His diary is filled with page after page devoted to fantasies about food. There are pages on exotic recipes, undoubtedly gathered from his fellow prisoners from all parts of the country. New England recipes, country recipes, seafood recipes. One page is devoted to a lavish meal he planned to eat when he was liberated. It was filled with meats, vegetables, fruits, desserts, breads and salads.
Finally, on April 12, he wrote, "Germans told us President Roosevelt died--first true thing they told us." The next day he made another brief note: "Freedom at 10 a.m. Freedom meant many things to Clark, but one it certainly meant was food. He stuffed himself on five or six meals a day during his first weeks of freedom. Unfortunately he was not able to gain weight because of a severe case of dysentery. The medical stations served the former POWs Paregoric by the bottle. Clark took doses as often as he could. Finally, his feet and his body began to heal as he loaded onto a ship for a trip across the Atlantic and home.
Ironically, his mother did not learn he had been captured until after he was freed. The first notice she received was a telegram from the War Department on April 18th that Clark was a prisoner. She had received an earlier telegram on Jan. 12 informing her that he had been missing in action since Dec. 16. Finally, on May 10, Mrs. Clark got the good news that her son had been liberated. Four days later she received another telegram. It said, "Back in States feeling fine furlough soon-LOVE S/SGT John R. Clark."
Clark does not remember sending the last telegram. He thinks it may have been sent by the Army in his name. What he does clearly remember is a telephone call he made to his mother once he got back to the states. When they answered the phone, they mistook him for his brother. He learned that his brother had been severely wounded in the Pacific and was now in a hospital near him. Clark had a reunion with his brother in the hospital. His brother never completely recovered from the wounds and lost an eye. He passed away a few years ago.

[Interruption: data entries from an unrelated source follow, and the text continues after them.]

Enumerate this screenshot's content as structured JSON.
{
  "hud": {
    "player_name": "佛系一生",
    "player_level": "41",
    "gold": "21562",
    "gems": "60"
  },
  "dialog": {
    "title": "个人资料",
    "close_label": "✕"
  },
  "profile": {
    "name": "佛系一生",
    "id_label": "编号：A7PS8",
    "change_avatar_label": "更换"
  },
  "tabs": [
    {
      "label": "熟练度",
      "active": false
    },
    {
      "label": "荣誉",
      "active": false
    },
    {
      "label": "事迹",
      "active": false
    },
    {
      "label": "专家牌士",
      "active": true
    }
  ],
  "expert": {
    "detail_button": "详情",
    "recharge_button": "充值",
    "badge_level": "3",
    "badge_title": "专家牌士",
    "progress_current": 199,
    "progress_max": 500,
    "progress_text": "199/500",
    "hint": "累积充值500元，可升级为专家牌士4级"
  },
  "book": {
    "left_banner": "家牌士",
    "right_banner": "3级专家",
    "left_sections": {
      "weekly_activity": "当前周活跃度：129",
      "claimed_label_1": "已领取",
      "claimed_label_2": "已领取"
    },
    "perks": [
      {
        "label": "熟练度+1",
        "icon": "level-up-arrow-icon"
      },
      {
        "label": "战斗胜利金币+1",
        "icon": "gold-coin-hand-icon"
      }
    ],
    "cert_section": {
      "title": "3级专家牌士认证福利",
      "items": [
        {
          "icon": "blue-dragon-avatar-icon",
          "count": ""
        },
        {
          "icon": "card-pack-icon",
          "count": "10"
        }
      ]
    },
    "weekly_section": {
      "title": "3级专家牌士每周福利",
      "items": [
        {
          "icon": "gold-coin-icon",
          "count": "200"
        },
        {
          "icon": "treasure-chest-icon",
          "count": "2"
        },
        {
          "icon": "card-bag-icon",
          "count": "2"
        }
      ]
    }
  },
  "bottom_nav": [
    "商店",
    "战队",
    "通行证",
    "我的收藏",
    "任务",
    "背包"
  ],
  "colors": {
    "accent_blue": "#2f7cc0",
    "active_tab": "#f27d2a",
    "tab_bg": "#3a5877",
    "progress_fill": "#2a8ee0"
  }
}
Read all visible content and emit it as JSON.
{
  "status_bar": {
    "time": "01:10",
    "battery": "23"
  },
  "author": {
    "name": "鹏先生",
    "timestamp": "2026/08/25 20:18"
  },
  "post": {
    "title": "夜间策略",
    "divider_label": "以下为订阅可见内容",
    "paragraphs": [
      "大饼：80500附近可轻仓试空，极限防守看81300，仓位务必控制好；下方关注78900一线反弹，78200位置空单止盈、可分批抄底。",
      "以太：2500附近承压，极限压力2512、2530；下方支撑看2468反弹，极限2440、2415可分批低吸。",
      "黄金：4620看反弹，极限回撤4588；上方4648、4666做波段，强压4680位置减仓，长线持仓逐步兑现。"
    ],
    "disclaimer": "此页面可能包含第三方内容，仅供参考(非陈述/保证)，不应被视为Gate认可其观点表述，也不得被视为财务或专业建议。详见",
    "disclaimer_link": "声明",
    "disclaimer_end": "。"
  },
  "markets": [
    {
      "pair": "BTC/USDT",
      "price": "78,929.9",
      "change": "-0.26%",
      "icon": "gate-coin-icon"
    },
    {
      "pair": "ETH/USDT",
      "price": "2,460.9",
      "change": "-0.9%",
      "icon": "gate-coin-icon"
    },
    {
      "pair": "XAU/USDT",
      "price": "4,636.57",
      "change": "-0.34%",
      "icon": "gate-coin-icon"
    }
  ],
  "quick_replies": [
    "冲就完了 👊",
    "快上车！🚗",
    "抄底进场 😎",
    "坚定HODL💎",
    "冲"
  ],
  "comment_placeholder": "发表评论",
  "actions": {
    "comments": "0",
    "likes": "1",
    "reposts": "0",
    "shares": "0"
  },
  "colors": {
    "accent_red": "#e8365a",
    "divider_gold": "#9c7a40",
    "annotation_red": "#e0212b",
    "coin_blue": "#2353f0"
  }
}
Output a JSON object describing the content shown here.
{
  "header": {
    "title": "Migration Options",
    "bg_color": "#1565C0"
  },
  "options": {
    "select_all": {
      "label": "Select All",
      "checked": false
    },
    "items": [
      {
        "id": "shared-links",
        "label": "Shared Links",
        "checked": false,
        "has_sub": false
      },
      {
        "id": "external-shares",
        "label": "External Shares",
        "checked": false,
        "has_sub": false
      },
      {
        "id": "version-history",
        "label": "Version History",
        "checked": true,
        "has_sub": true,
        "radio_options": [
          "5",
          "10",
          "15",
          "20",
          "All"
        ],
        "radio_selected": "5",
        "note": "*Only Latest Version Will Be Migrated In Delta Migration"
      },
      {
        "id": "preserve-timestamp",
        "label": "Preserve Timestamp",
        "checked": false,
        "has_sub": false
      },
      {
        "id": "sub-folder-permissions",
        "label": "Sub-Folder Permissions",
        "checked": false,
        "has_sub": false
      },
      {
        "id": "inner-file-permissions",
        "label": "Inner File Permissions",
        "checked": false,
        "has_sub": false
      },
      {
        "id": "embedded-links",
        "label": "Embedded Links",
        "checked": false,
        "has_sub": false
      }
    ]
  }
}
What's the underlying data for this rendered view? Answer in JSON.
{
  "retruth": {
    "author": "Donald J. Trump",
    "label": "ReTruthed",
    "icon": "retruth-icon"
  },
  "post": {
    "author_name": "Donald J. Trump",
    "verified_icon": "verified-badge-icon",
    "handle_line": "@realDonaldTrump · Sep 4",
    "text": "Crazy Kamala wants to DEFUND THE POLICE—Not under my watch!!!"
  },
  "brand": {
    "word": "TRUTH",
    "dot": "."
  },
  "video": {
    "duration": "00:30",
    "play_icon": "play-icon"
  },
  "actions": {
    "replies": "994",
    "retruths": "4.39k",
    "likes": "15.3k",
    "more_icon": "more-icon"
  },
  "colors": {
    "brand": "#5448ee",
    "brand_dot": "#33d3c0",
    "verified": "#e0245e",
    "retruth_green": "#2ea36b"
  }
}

Sadly, Clark was never reunited with his old friend Bill Furay. He tried to look him up when he was in Colorado but learned he had died a few years before. For over 30 years Clark kept his memories to himself. He felt he had no one to talk to. Who in Carter County could understand what he had gone through? He simply blocked out his memories and tried to live like everyone else. Then in 1976, a group of local ex-POWs came together to share their memories. For the first time, Clark had a chance to talk to others who could understand what he was saying. It took a long time to open up.
"I could not sit here and talk about it before I joined that group. I didn't need sympathy and I didn't need pity, and chances are no one would believe half the stuff we went through." Nowadays, Clark shares his memories and experiences with those who are interested. He frequently talks to schoolchildren about what it would be like to lose their freedom. He hopes they come away with a renewed appreciation of their freedom. He also remembers how important his old tattered New Testament was to him in his captivity. That memory has led him to an active career in the Gideons. He hopes that someone else in pain may have the same comfort he had.
Unlike most Americans, Clark's memories mean that he has never taken for granted his freedom or his faith in God.